The Drava River - Part two

One thing I've always liked is the long dirt road that needs to be done to get closer to the water. It's like a no-man's land left to itself. Also here you see marshes, wild trees, fallen branches, tangled creepers. The vegetation is everywhere very thick and sometimes the sun's rays can penetrate creating magnificent light effects.

Reaching the river means crossing the wild vegetation that surrounds it. Among marshes, silences and mystic lights.

This is the second part of the story on the Drava river. If you have not read the first part yet, you can click here.


These places are full of memories for me.

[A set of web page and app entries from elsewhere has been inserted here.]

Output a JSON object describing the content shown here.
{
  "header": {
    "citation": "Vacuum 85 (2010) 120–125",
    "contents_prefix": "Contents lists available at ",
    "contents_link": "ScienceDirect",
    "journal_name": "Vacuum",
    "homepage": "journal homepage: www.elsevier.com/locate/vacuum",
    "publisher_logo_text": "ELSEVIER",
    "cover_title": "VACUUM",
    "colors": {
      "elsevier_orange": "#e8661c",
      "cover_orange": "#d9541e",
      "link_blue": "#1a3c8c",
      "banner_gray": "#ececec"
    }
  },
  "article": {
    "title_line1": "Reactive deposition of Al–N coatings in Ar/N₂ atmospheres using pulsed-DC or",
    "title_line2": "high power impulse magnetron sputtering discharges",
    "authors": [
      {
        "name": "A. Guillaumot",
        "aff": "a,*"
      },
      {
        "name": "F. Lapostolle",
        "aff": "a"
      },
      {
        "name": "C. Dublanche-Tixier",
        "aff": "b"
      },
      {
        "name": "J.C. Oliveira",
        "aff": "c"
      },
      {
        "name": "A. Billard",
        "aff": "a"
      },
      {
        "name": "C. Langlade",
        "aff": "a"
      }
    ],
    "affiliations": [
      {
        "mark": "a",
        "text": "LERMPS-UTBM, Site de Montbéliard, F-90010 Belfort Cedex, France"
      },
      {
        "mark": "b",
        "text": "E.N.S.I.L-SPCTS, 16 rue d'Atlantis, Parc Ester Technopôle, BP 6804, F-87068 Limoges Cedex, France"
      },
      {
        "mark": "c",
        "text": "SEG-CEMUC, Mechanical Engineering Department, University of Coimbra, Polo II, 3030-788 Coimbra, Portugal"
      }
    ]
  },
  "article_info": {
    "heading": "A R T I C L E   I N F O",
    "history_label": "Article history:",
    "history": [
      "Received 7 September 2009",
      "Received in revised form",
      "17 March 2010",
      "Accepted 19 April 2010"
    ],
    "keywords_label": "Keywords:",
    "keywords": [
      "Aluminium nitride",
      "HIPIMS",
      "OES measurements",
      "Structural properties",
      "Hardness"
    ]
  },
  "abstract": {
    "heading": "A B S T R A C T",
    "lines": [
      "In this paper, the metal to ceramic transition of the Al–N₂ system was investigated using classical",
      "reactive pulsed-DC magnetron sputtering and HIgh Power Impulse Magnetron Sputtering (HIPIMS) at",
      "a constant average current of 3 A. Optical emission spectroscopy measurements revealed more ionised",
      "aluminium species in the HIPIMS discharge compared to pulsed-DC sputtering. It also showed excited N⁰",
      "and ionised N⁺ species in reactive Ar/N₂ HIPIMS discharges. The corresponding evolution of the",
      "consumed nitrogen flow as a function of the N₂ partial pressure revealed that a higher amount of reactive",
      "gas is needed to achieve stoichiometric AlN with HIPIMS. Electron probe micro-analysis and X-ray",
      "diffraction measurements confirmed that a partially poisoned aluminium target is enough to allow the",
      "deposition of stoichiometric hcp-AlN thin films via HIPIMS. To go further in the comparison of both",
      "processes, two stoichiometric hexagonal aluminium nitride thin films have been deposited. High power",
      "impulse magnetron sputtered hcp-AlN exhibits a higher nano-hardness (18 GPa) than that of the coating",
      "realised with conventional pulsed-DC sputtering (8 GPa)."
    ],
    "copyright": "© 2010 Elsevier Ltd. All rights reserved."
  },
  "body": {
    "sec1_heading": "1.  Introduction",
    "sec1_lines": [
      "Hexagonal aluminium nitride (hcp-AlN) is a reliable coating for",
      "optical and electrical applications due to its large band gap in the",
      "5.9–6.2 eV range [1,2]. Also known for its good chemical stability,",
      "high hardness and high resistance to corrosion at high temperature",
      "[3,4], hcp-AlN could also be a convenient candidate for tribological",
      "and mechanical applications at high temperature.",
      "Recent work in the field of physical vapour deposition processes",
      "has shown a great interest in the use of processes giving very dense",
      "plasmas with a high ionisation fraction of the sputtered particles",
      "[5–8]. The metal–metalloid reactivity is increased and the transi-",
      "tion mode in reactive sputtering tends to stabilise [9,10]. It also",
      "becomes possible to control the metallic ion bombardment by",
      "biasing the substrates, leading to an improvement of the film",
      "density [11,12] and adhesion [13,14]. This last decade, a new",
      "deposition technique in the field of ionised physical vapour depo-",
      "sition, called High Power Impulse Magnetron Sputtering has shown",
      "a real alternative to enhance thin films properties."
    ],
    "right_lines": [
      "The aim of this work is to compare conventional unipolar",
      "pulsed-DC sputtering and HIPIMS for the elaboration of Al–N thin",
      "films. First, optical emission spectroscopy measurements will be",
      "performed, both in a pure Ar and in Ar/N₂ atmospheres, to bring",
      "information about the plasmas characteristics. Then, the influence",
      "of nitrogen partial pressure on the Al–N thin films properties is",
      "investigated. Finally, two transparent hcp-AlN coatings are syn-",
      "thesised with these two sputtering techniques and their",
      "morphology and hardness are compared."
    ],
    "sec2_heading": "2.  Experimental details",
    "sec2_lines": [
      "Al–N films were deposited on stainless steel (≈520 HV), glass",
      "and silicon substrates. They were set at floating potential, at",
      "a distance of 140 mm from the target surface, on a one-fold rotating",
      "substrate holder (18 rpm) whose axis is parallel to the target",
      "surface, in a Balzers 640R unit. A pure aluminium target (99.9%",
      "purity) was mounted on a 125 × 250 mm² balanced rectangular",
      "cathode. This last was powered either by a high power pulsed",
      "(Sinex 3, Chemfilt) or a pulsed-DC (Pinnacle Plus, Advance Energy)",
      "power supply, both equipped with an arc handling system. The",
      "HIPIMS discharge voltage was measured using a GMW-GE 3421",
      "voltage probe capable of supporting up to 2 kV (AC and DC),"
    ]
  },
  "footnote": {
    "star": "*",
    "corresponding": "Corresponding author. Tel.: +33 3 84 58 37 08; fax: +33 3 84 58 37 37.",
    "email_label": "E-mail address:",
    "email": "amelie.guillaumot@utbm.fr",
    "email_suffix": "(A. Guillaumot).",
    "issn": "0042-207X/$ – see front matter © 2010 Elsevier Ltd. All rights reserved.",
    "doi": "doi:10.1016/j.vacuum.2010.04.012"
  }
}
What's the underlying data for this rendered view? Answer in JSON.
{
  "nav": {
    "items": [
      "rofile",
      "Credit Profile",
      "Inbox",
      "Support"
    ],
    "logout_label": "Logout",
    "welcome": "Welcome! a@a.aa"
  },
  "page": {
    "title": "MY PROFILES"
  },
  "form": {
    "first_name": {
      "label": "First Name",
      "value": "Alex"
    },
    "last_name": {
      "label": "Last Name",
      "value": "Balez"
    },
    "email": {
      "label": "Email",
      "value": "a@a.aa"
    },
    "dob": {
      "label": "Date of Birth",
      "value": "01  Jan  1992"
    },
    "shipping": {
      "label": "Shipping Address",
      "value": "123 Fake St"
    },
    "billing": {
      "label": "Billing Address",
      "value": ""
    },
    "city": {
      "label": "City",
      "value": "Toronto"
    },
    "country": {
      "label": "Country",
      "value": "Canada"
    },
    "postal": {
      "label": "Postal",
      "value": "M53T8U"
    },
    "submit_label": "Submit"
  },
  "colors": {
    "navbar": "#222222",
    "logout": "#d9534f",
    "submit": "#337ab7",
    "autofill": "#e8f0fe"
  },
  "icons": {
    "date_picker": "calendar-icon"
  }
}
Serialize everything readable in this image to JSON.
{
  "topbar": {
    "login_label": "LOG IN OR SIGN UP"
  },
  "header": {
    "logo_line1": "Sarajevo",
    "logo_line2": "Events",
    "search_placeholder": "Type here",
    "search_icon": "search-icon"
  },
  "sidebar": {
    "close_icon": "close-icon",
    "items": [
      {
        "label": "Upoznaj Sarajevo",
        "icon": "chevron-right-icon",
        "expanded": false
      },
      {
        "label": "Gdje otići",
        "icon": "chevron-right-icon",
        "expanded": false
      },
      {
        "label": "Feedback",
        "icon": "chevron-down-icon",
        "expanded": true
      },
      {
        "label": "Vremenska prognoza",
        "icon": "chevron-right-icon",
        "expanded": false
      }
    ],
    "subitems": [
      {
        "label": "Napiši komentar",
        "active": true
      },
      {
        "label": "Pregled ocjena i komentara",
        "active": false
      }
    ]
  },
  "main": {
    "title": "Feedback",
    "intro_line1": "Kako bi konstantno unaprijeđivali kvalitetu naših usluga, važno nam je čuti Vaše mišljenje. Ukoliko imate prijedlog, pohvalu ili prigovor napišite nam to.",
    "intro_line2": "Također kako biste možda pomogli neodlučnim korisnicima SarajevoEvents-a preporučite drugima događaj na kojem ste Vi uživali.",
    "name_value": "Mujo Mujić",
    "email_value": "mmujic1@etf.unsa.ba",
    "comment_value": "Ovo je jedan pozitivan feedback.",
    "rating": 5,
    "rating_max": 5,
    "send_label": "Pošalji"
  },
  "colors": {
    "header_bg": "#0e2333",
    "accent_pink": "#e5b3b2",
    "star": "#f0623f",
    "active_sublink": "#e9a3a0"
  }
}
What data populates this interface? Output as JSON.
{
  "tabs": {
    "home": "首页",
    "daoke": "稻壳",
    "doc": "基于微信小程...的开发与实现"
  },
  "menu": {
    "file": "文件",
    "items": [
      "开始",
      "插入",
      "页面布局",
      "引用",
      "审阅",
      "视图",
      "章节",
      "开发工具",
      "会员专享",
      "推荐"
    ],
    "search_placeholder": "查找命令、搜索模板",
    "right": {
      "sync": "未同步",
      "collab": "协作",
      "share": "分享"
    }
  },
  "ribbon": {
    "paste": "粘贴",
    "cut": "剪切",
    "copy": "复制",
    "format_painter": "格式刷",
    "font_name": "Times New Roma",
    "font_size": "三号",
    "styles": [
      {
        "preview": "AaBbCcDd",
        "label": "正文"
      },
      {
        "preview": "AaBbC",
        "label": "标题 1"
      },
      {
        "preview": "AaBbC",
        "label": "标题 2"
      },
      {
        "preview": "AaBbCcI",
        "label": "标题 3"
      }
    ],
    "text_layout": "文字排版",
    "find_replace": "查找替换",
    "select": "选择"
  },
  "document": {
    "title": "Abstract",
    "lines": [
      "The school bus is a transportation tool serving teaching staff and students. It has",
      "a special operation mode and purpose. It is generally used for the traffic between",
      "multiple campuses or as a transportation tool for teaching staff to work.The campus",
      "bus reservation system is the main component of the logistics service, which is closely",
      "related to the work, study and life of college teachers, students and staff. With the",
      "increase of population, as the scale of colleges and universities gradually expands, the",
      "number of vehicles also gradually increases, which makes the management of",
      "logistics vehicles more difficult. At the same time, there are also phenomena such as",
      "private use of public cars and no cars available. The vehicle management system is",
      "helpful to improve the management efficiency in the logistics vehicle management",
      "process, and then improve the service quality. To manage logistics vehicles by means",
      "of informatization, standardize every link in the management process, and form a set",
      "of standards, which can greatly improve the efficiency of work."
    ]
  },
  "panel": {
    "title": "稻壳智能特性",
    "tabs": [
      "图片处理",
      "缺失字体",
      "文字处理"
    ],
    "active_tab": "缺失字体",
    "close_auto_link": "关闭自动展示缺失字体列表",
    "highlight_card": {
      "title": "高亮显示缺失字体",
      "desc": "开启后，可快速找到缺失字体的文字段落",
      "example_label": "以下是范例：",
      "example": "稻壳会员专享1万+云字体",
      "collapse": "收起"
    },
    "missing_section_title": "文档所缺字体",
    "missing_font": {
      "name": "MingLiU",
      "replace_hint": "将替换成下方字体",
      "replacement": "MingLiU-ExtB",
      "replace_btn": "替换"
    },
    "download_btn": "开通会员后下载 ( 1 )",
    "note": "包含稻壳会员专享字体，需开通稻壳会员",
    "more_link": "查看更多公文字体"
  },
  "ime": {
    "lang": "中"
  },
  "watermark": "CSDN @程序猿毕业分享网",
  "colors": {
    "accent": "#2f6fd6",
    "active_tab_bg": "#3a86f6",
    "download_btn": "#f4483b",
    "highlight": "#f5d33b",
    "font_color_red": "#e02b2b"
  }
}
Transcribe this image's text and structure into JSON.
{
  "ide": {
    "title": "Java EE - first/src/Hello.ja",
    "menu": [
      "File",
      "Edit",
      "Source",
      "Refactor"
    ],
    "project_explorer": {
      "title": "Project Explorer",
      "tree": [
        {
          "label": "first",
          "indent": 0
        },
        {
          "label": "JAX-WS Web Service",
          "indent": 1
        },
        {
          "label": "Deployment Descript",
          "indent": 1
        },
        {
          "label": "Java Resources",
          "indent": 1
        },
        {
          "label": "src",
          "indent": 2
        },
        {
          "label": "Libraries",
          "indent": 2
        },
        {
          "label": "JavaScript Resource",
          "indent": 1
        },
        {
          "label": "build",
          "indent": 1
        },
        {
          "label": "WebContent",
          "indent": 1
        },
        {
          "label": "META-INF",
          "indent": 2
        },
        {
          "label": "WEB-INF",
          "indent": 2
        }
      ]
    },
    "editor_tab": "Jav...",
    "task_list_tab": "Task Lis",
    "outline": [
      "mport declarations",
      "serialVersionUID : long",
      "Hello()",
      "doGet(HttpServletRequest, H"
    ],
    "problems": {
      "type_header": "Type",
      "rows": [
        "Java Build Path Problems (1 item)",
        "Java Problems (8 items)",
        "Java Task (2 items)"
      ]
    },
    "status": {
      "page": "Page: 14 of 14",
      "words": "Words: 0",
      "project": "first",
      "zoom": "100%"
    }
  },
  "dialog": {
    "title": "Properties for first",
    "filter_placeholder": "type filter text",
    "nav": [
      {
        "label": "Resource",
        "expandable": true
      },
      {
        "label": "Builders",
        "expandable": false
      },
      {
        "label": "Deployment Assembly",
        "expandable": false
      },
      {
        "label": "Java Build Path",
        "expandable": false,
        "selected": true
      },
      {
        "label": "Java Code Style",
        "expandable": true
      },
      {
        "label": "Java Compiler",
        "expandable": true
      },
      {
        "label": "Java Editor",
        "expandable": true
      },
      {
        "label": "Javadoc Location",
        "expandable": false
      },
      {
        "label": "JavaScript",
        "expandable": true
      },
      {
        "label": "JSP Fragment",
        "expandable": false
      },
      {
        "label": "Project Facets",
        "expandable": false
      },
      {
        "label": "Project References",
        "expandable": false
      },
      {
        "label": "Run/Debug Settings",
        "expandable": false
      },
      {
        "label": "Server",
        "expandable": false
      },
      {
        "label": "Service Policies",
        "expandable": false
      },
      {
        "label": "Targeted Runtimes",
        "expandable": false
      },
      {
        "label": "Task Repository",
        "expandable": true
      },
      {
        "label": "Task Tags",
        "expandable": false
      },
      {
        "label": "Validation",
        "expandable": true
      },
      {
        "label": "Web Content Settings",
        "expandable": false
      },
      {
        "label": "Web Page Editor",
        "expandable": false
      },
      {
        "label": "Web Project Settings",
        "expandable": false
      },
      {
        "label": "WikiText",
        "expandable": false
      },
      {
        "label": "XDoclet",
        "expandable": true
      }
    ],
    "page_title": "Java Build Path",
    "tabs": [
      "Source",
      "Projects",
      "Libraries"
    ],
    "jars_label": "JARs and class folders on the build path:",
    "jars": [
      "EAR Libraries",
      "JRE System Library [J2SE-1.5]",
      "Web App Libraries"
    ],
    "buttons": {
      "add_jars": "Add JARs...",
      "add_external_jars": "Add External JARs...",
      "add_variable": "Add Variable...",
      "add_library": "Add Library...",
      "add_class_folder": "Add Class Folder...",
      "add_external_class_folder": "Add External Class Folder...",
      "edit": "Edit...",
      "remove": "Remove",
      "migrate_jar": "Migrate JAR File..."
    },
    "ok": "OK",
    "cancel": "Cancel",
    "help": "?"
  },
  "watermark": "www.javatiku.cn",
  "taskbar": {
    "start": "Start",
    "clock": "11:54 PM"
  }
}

For example it was just among these trees that one day we had a barbecue, because the river water was very high and we couldn't reach the beach. That day I sat on a fallen tree trunk in a bathing suit, and for the first time I felt how painful it can be to be pinched by red ants. An incredible pain and burning that persisted over time.


It's right here that I saw my first leech. 


And I remember that many times we did this road by bike, at full speed, screaming like crazy, and whipping us with some branches, to avoid being points from clouds of horseflies that chased us.


But, despite everything, every time I walk this road through the trees, I feel the magic.


This fall I managed to take pictures of the vegetation while changing color. The leaves were falling continuously and it seemed that it was raining. Shame not to have made a video. Next time.


How to dig a hole in the sand to make a trap

Here at the river I learned to make holes in the sand. Or better: to make traps.

It's easy, just follow some simple rules.


The first rule is to dig a deep hole away from your place at the beach. So that, if someone falls into it, it is difficult to go back to you.


Second point: dig a deep hole. Better if narrow and long, because the chances of someone falling into it increase. The hole must have vertical walls.


Now begins the most delicate phase: covering the hole without leaving any trace of it. We must be able to cover it with a very light structure, made of twigs, shrubs and leaves. If the structure is too light, it will embark under the weight of the sand, if it is too solid you risk walking on it without sinking.


We need to create a first plot of thin branches. They must be placed at regular distances, covering the shortest distance. Then move on to a second layer of even thinner branches, better if reeds, hatched in the other direction. At this point, the best thing is to get some sheets of newspaper, otherwise you are forced to use large leaves, because it is necessary to create a layer that does not let the sand pass.


Then you have to cover everything with a thin layer of dry sand. Of course you also need to get rid of the pile of dug, damp and dark sand, trying to distribute it and cover it with dry sand.

Then you have to move away and lurk in a safe place, and wait for someone to fall into it.


I know, it sounds like a perverse game, but we kids always had a lot of fun. Needless to say: every hole that was made was bigger, deeper and more ambitious than the previous one. One day we reached perfection. Almost we ourselves could no longer recognize where the hole was. And we waited and waited. In the end, unexpectedly, we see our uncle returning from the store of drinks, exactly on the path of the hole. Well, my uncle was not very tall, and he almost disappeared inside the hole. We had to go get him out of there, despite being a great sportsman, football coach.


That was the last hole we dug. The perfect one.

See in the film "Sonatine", after many years, running the same kind of holes in the sand, with the same techniques, has filled me with joy. Thanks, Takeshi.

The river is the border between Croatia and Hungary, and until recently, there was a ban on taking photographs. In fact, all these years, I have no picture of all the time spent here. But now I have been able to do many: in summer, at sunset and in autumn. Let me know what you think about it.

Scrivi commento

Commenti: 0